This has been a strange quarter for many tech stocks, as investors seem relatively willing to give a pass to unimpressive guidance for the first calendar quarter of 2013. That's fortunate for Microsemi (MSCC) shareholders, as this company not only posted a small miss and weak bookings for its quarter, but offered weak guidance for the next. Microsemi can be a maddening and frustrating stock to own, but if management stays on target with cost reductions and new product introductions, the long-term rewards could be well worth some white knuckles in the meantime.
A Tough Quarter Was Not Unexpected, But The Components Were A Little Strange
That Microsemi was going to have a challenging quarter was not really in much doubt - after all, the company gets about half of its revenue from communications and industrial verticals, and neither of those were looking strong at the end of 2012. Likewise, quarterly commentary from large players like Linear Technology (LLTC) and Texas Instruments (TXN) already confirmed that those markets were soft.
What Microsemi actually reported was 3% year-on-year growth and a 6% sequential decline - a bit below the average of analyst estimates, but not materially so. That said, the composition of revenue was surprising. Given all of the nervousness around the fiscal cliff, defense was supposed to weaken, but Microsemi saw 9% and 3% growth here. Communications was soft as expected (up 2%, down 5%), but aerospace (down 14% sequentially) and industrial (also down 14% sequentially) were surprisingly bad.
On a more encouraging note, management is making progress with its cost control/margin improvement initiatives. Gross margin improved about three points from last year and nearly half a point sequentially. While operating income was flat from last year and down a bit sequentially (and operating margins correspondingly improved/worsened), the company salvaged a decent overall result.
Investors Are Giving A Pass On The Guidance

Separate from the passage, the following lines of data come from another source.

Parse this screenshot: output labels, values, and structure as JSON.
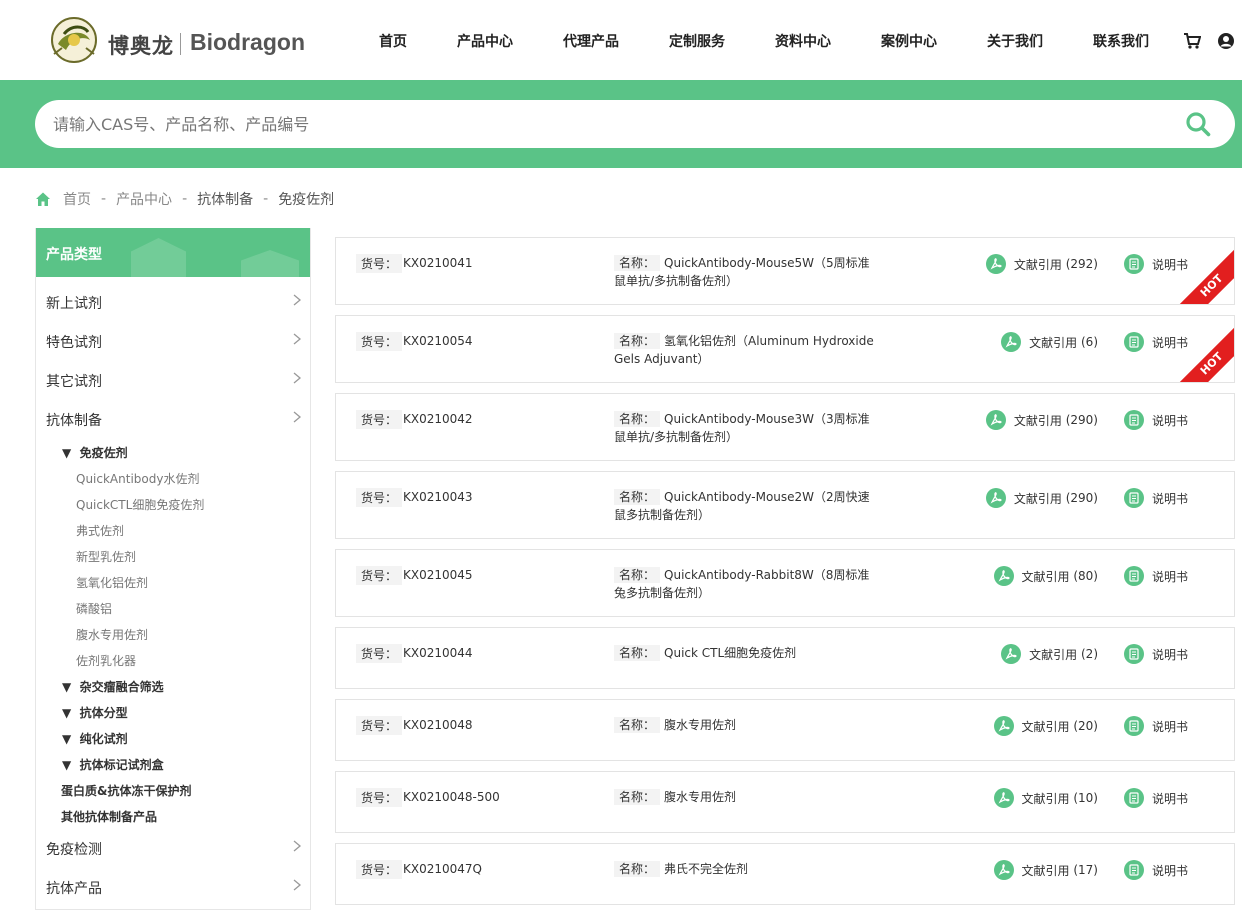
{
  "brand": {
    "cn": "博奥龙",
    "en": "Biodragon"
  },
  "nav": [
    "首页",
    "产品中心",
    "代理产品",
    "定制服务",
    "资料中心",
    "案例中心",
    "关于我们",
    "联系我们"
  ],
  "header_icons": [
    "cart-icon",
    "user-icon"
  ],
  "search": {
    "placeholder": "请输入CAS号、产品名称、产品编号",
    "icon": "search-icon"
  },
  "breadcrumb": {
    "items": [
      "首页",
      "产品中心",
      "抗体制备",
      "免疫佐剂"
    ],
    "separator": "-"
  },
  "sidebar": {
    "title": "产品类型",
    "categories": [
      "新上试剂",
      "特色试剂",
      "其它试剂",
      "抗体制备"
    ],
    "active_group": "免疫佐剂",
    "active_items": [
      "QuickAntibody水佐剂",
      "QuickCTL细胞免疫佐剂",
      "弗式佐剂",
      "新型乳佐剂",
      "氢氧化铝佐剂",
      "磷酸铝",
      "腹水专用佐剂",
      "佐剂乳化器"
    ],
    "groups": [
      "杂交瘤融合筛选",
      "抗体分型",
      "纯化试剂",
      "抗体标记试剂盒"
    ],
    "plain": [
      "蛋白质&抗体冻干保护剂",
      "其他抗体制备产品"
    ],
    "bottom_categories": [
      "免疫检测",
      "抗体产品"
    ]
  },
  "labels": {
    "code": "货号：",
    "name": "名称：",
    "cite": "文献引用",
    "manual": "说明书",
    "hot": "HOT"
  },
  "products": [
    {
      "code": "KX0210041",
      "name": "QuickAntibody-Mouse5W（5周标准鼠单抗/多抗制备佐剂）",
      "cites": "(292)",
      "hot": true
    },
    {
      "code": "KX0210054",
      "name": "氢氧化铝佐剂（Aluminum Hydroxide Gels Adjuvant）",
      "cites": "(6)",
      "hot": true
    },
    {
      "code": "KX0210042",
      "name": "QuickAntibody-Mouse3W（3周标准鼠单抗/多抗制备佐剂）",
      "cites": "(290)",
      "hot": false
    },
    {
      "code": "KX0210043",
      "name": "QuickAntibody-Mouse2W（2周快速鼠多抗制备佐剂）",
      "cites": "(290)",
      "hot": false
    },
    {
      "code": "KX0210045",
      "name": "QuickAntibody-Rabbit8W（8周标准兔多抗制备佐剂）",
      "cites": "(80)",
      "hot": false
    },
    {
      "code": "KX0210044",
      "name": "Quick CTL细胞免疫佐剂",
      "cites": "(2)",
      "hot": false
    },
    {
      "code": "KX0210048",
      "name": "腹水专用佐剂",
      "cites": "(20)",
      "hot": false
    },
    {
      "code": "KX0210048-500",
      "name": "腹水专用佐剂",
      "cites": "(10)",
      "hot": false
    },
    {
      "code": "KX0210047Q",
      "name": "弗氏不完全佐剂",
      "cites": "(17)",
      "hot": false
    }
  ],
  "colors": {
    "accent": "#5ac387",
    "hot": "#e21f1f"
  }
}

Reading management's guidance last night, I figured that the stock was going to get smacked today (and it was down in the after hours market), but I think management's comments on the call eased some of the worries.

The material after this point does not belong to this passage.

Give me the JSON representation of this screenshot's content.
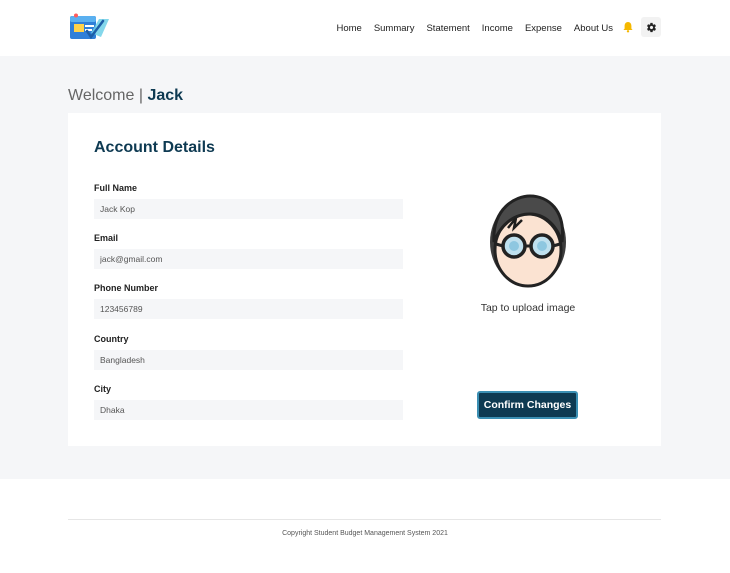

The sequential decline in revenue is frustrating, with the midpoint of management's guidance about 9% below the prior average analyst estimate, and gross margins retreating back to the 56% level. It sounds like there are some timing issues here, though, that could salvage the full year. Not unlike many of the industrials that have reported so far this quarter, Microsemi management appears to expect conditions to get better as the year goes along, with the book-to-bill going positive again next quarter. With other chip companies that serve some of the same markets (including Fairchild (FCS) and Maxim (MXIM)) seeing some of the same trends, that seems to have taken some of the sting out of the guidance.
So far, defense is holding up pretty well, though I think body scanners orders could be vulnerable. Design wins at companies like Cisco (CSCO) and Juniper (JNPR) and new clock synthesis products should give the company a boost if carrier spending recovers as expected. Aerospace sounds pretty iffy for the near-term, even despite relatively good news from Honeywell (HON) and United Technologies (UTX) regarding order trends. On the other hand, satellite programs from the EU (Galileo) and Iridium's (IRDM) Iridium NEXT should start to ramp up later this year, and Microsemi should be positioned for roughly 50% higher content per satellite.
Still Substantial Opportunities For Margin, Cash Flow Leverage
The Microsemi story really isn't about robust long-term revenue growth potential. Leveraging the programmable logic device technology it got with the Actel deal is certainly an opportunity, as is expanding its business in markets like healthcare and industrial automation. Even so, I'm looking for a long-term growth rate of about 5% or so on the top line.
Where Microsemi works (or not) as a stock is through operating leverage and free cash flow. Doing some regression analysis on the operating margins and looking into the cash flow components suggests the potential to generate free cash flow margins in the low 20%s. Potential is a dangerous word, but management's progress with gross margins has been somewhat encouraging, and there are long-term opportunities here from improving mix, better fixed cost leverage, and fully integrating past acquisitions. All told, then, I believe Microsemi can grow its free cash at a rate in the low teens.
The Bottom Line
This is a multi-year improvement story, and I see fair value for Microsemi around $25 today. There is potential up into the low $30s, but getting there will require an accelerated path to those margin and cash flow improvements, and/or some positive surprises with design wins and end market growth. At a minimum, I would encourage investors to keep a close eye on the company's progress with incremental margins, working capital, and free cash flow over the next year or two to see whether that best-case scenario is likely.
As I said in the open, owning Microsemi can try your nerves and test your patience, but there is meaningful upside in the shares if the company can hit its marks. While chip stocks with more mobile exposure are likely to outperform in the near term, Microsemi could ultimately prove to be the tortoise to those hares.